Quick! When you hear the word “entrepreneur”, what’s the first thing that comes to mind? I’d be willing to bet that it isn’t an artist. Often, when we think of an entrepreneur, we conjure up an image of some dude in a suit. Maybe with a briefcase. Or a tie. Or both. Or we think of entrepreneur celebrities like billionaire Richard Branson. But that’s such a narrow view of what entrepreneurship is.
There’s a ton of information out there for anyone looking to create a traditional scalable business. And there’s no shortage of incubators for tech startups in search of money and mentorship. But what about artists who are going solo and getting paid for their art? They’re entrepreneurs, too. How does one go from creating art to getting paid for it?
Marc Johns is an artist. I’ve been following his work for over a year now. His drawings have been described as “badass whimsy”. They’re funny and deep, which is a unique combination. He articulates the things that people think, but don’t say. For example, one of his pieces is a giant starburst shape with the words “I don’t really know what I’m doing” written inside. Quirky and simple, but knowing.
I asked Johns about his career as an artist, including how he did it, and what advice he’d offer to aspiring artists. Based on our discussion, here are five tips for anyone looking to make a go of it as an artist entrepreneur:

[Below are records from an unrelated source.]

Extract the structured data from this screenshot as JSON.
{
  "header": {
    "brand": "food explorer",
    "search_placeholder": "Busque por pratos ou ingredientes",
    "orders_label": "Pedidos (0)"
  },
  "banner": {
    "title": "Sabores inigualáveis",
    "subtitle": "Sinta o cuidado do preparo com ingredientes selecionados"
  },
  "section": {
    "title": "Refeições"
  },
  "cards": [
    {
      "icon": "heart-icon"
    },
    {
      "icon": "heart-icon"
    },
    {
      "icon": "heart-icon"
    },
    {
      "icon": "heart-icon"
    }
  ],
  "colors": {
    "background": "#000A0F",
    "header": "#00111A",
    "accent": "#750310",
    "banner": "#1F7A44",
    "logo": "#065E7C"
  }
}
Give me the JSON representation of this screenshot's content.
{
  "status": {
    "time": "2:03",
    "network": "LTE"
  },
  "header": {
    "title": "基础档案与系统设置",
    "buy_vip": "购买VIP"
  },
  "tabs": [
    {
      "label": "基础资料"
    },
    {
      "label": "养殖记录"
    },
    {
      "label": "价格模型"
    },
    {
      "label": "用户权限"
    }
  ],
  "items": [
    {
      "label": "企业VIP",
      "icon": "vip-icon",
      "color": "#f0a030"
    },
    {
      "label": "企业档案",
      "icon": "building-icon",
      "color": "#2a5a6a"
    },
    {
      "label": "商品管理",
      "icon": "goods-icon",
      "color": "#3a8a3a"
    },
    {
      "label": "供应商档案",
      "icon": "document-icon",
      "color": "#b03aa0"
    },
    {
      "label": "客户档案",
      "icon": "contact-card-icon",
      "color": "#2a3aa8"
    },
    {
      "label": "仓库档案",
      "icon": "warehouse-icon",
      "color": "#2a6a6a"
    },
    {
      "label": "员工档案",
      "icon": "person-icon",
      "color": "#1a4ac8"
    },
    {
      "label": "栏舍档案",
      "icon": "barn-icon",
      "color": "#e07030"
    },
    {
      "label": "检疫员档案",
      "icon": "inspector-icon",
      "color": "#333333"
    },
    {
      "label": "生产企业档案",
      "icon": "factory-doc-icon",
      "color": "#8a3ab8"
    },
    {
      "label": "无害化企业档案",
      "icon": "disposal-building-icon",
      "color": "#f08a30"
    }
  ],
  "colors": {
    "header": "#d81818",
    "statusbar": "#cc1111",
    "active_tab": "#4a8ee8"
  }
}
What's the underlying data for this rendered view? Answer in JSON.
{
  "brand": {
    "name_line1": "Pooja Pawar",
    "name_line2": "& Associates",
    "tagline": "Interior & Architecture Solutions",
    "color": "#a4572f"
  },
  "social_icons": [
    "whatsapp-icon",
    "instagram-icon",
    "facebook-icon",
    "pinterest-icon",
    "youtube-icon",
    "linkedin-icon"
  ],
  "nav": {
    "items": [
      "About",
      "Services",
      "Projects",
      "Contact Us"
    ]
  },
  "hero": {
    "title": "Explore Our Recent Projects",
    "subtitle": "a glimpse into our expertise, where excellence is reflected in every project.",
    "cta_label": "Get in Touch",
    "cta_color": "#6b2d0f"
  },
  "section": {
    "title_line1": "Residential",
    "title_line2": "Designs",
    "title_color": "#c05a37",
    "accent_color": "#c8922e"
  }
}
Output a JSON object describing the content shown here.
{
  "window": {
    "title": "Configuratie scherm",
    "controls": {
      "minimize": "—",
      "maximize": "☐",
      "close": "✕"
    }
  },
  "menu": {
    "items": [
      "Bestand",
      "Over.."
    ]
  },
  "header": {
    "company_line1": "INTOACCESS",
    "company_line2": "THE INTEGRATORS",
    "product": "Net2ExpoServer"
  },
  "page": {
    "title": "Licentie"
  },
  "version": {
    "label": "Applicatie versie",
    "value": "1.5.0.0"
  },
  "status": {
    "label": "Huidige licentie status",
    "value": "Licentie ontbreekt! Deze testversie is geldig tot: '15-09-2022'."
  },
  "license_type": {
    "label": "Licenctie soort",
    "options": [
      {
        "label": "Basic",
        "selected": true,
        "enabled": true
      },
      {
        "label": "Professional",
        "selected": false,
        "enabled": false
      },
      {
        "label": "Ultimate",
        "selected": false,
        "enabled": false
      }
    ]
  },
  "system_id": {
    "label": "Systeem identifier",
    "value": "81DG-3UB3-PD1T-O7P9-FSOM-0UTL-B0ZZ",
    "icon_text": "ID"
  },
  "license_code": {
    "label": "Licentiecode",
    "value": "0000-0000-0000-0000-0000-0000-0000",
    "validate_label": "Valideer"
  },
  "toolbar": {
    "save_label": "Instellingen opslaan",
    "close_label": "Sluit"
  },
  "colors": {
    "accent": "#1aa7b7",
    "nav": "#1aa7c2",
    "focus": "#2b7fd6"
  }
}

1. Make art. Share it.
John’s says there were times that he doubted his ability to make money with his drawings. He overcame his self-doubt simply by repeatedly drawing and sharing his work.
“I just did it quietly, slowly, posting my work online, until it grew to the point where the obvious thing to do (obvious to me, and obvious to many people around me) was to quit my job and jump in full time.”
He says the key for any aspiring artist is to create things and then share them with someone. “Give it a try. Get your feet wet. Share your secret with someone who gets it. Make something and show it to someone.” In short, make art and share it.
2. Steal like a nine-to-fiver.
Johns was a graphic designer for 15 years, working freelance and as an in-house designer. He says he loved parts of his former work and hated other parts of it, but he continues to use what he learned on the job for his art.
“Being a designer gave me technical skills that are essential to my illustration work”, he says. “Plus, many of my commercial clients are designers and art directors, so I understand their language”.
3. Create a system and use it.
Johns’ system is a series of homemade notebooks. He carries one with him at all times so he can capture his ideas on paper whenever inspiration strikes. He says, “I might be in a lineup at a coffee shop, on the bus, watching TV, or putting the kids to sleep. I’ll overhear a conversation, see some quirky gig poster, spot an interesting pattern, or think of an odd combination of objects, and I’ll pull out a sketchbook and get the idea down on paper.”
When he’s not sure what to draw, he’ll rummage through his notebooks and something will spark an idea that he can work into a finished piece. His notebook system is his key to staying productive.
“There’s plenty of advice that suggests that in order to be a writer, you need to write 1000 words a day, even if most of it is garbage”, he says. “My notebooks are like my 1000 words a day. Filled with all kinds of nonsense that can eventually be pieced together into some drawings.”
4. You can start slow.
Johns says the illustrators who are doing well are the ones who began by creating small amounts of income by selling prints and self-published work on the internet, leading to more opportunities. That’s how he started.
For years, Johns did his art on the side. He worked full-time and commuted to work for more than an hour every day, but he found pockets of time for his art.
“I would scribble ideas for drawings in my notebooks on lunch breaks, and at night after the kids were asleep I’d draw and paint what I’d come up with earlier. Eventually I accumulated a decent body of work,” he says. “You don’t have to quit your job and head for the hills all in one go.”
5. Be creative in business, too.
Johns is just as creative with his business as he is with his art. He urges artists to use their creativity not just in how they make art, but also in how they make money.
For example, he is strategic with his time, and decided early on to make simple art that could be done in two hours or less. “It couldn’t be something like oil painting that needed set up time and weeks of time to complete one piece”, he says. “I wanted to feel a sense of accomplishment on a regular basis, even if I was only chipping away at it for 30 minutes a day.” And so he tailored his art accordingly – small accomplishments that could be produced quickly.
“I think there is this notion that working in the arts is flaky and guarantees a life of poverty”, says Johns. “But you can make a decent living doing something you care about if you are open to exploring lots of different approaches.”